┌────────

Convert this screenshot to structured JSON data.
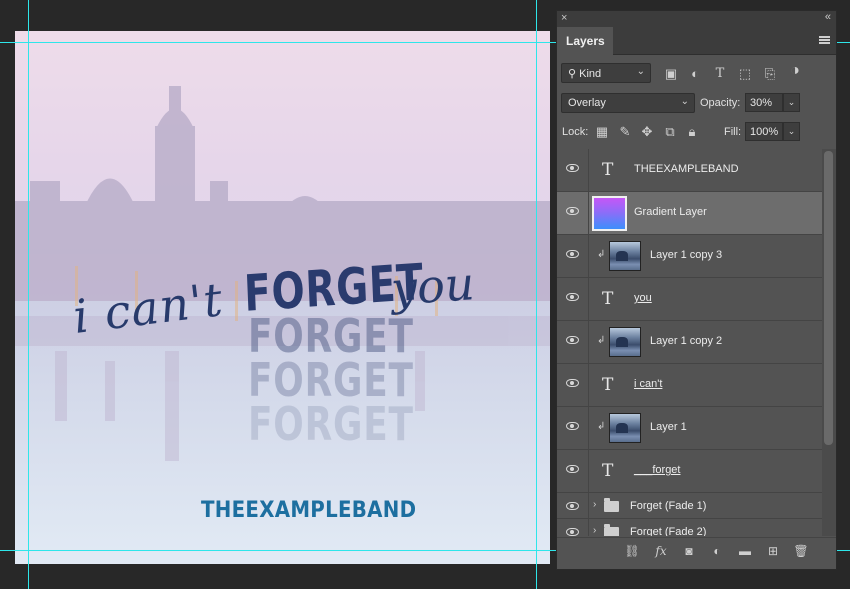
{
  "canvas": {
    "text_icant": "i can't",
    "text_forget": "FORGET",
    "text_you": "you",
    "fade_1": "FORGET",
    "fade_2": "FORGET",
    "fade_3": "FORGET",
    "band_name": "THEEXAMPLEBAND"
  },
  "panel": {
    "close_glyph": "×",
    "collapse_glyph": "«",
    "tab_label": "Layers",
    "filter": {
      "value": "Kind",
      "search_icon": "⚲"
    },
    "filter_icons": [
      "image-filter-icon",
      "adjustment-filter-icon",
      "type-filter-icon",
      "shape-filter-icon",
      "smart-object-filter-icon",
      "filter-toggle-icon"
    ],
    "blend_mode": "Overlay",
    "opacity_label": "Opacity:",
    "opacity_value": "30%",
    "lock_label": "Lock:",
    "fill_label": "Fill:",
    "fill_value": "100%",
    "layers": [
      {
        "name": "THEEXAMPLEBAND",
        "kind": "text",
        "underline": false
      },
      {
        "name": "Gradient Layer",
        "kind": "gradient",
        "selected": true
      },
      {
        "name": "Layer 1 copy 3",
        "kind": "image",
        "clipped": true
      },
      {
        "name": "you",
        "kind": "text",
        "underline": true
      },
      {
        "name": "Layer 1 copy 2",
        "kind": "image",
        "clipped": true
      },
      {
        "name": "i can't",
        "kind": "text",
        "underline": true
      },
      {
        "name": "Layer 1",
        "kind": "image",
        "clipped": true
      },
      {
        "name": "___forget",
        "kind": "text",
        "underline": true
      },
      {
        "name": "Forget (Fade 1)",
        "kind": "group"
      },
      {
        "name": "Forget (Fade 2)",
        "kind": "group"
      }
    ],
    "text_icon": "T",
    "clip_glyph": "↲",
    "folder_arrow": "›",
    "footer_icons": [
      "link-layers-icon",
      "fx-icon",
      "add-mask-icon",
      "adjustment-layer-icon",
      "new-group-icon",
      "new-layer-icon",
      "delete-layer-icon"
    ],
    "footer_fx": "fx"
  }
}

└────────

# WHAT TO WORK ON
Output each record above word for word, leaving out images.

# OUTPUT FOR THIS TASK
Convert this screenshot to structured JSON data.
{
  "canvas": {
    "text_icant": "i can't",
    "text_forget": "FORGET",
    "text_you": "you",
    "fade_1": "FORGET",
    "fade_2": "FORGET",
    "fade_3": "FORGET",
    "band_name": "THEEXAMPLEBAND"
  },
  "panel": {
    "close_glyph": "×",
    "collapse_glyph": "«",
    "tab_label": "Layers",
    "filter": {
      "value": "Kind",
      "search_icon": "⚲"
    },
    "filter_icons": [
      "image-filter-icon",
      "adjustment-filter-icon",
      "type-filter-icon",
      "shape-filter-icon",
      "smart-object-filter-icon",
      "filter-toggle-icon"
    ],
    "blend_mode": "Overlay",
    "opacity_label": "Opacity:",
    "opacity_value": "30%",
    "lock_label": "Lock:",
    "fill_label": "Fill:",
    "fill_value": "100%",
    "layers": [
      {
        "name": "THEEXAMPLEBAND",
        "kind": "text",
        "underline": false
      },
      {
        "name": "Gradient Layer",
        "kind": "gradient",
        "selected": true
      },
      {
        "name": "Layer 1 copy 3",
        "kind": "image",
        "clipped": true
      },
      {
        "name": "you",
        "kind": "text",
        "underline": true
      },
      {
        "name": "Layer 1 copy 2",
        "kind": "image",
        "clipped": true
      },
      {
        "name": "i can't",
        "kind": "text",
        "underline": true
      },
      {
        "name": "Layer 1",
        "kind": "image",
        "clipped": true
      },
      {
        "name": "___forget",
        "kind": "text",
        "underline": true
      },
      {
        "name": "Forget (Fade 1)",
        "kind": "group"
      },
      {
        "name": "Forget (Fade 2)",
        "kind": "group"
      }
    ],
    "text_icon": "T",
    "clip_glyph": "↲",
    "folder_arrow": "›",
    "footer_icons": [
      "link-layers-icon",
      "fx-icon",
      "add-mask-icon",
      "adjustment-layer-icon",
      "new-group-icon",
      "new-layer-icon",
      "delete-layer-icon"
    ],
    "footer_fx": "fx"
  }
}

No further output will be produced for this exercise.